On-Farm Mortality Composting: Management Principles and Information Resources

On-Farm Mortality Composting: Management Principles and Information Resources
Apr 07, 2020

Subscribe to our Newsletters

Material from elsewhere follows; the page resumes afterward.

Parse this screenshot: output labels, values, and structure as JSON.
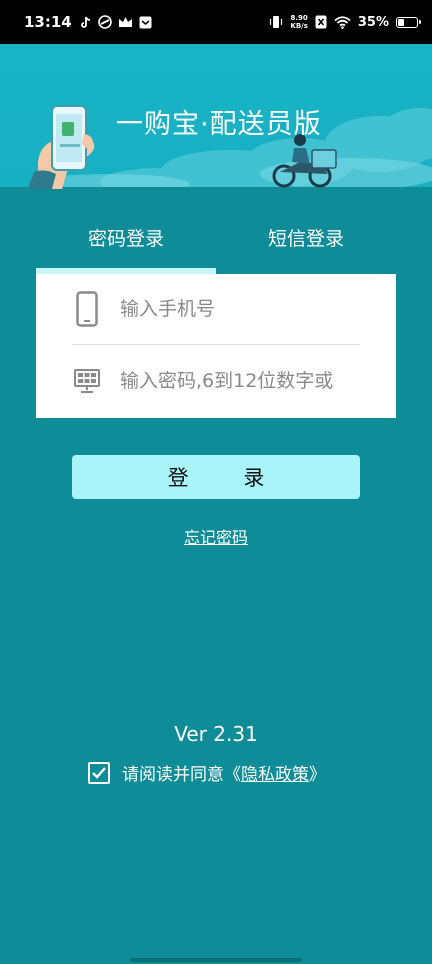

By Robert Meinen and J.Craig Williams
 
Introduction
 
The unprecedented repercussions of supply chain interruptions and market changes due to the COVID-19 crisis may lead to scenarios where cull animals of any species are retained and euthanized on the farm. Farms should consider contingency planning for mortality disposal during these uncertain times. Legal mortality disposal methods for Pennsylvania include rendering, burial, incineration, and composting. This article will concentrate on mortality composting, a preferred disposal method. The purpose of this article is to briefly overview on-farm management principles for mortality composting and to provide sources of information where greater management details are available.
 
Siting
 
Improved surfaces that prevent runoff and leaching are recommended, but field locations are possible when sited correctly. Compost windrow piles should be setback 200 feet from all surface waters and water wells. Piles and windrows should have all weather access and be located on shallow slopes where upslope soil surfaces have ground cover that prevents precipitation from running onto the pile. Window piles should not be located in swales and the length of slope above the pile should be minimized as practical. Downslope areas should have vegetation that can filter and allow runoff to infiltrate the soil. Avoid placing your windrows on your boundary lines.
 
Carbon-based media supply
 
The base of a mortality compost pile is critical to composting success. The material must be carbon-based and act like a sponge that holds liquids that leave the carcass as it decomposes. The base should generously be 2 feet or deeper before a carcass is placed on the pile. Similarly, the carcass should receive 2 feet minimum of coverage. Signs of improper base construction or sparse coverage include visible liquids leaching from the pile (the ‘sponge’ was not big enough) or the presence of flies or birds and other scavengers attracted to exposed carcasses or wet spots. Odors are also indicative of improper base or coverage.
 
Many plant-based materials can be utilized as compost media including sawdust, chopped fodder, feed refusals, shavings, and switchgrass. A great source available on many farms are dry manures that are already produced on site. The more bedding and the dryer the manure the better. It may be wise in this time of contingency planning to hold onto a stockpile of manure in lieu of applying that manure this spring. Save the bedpack bedding of dry cow pens, calving pens, and calf hutch areas. Stockpile this bedding material/manure in an area to build your compost windrow base.
 
Source : psu.edu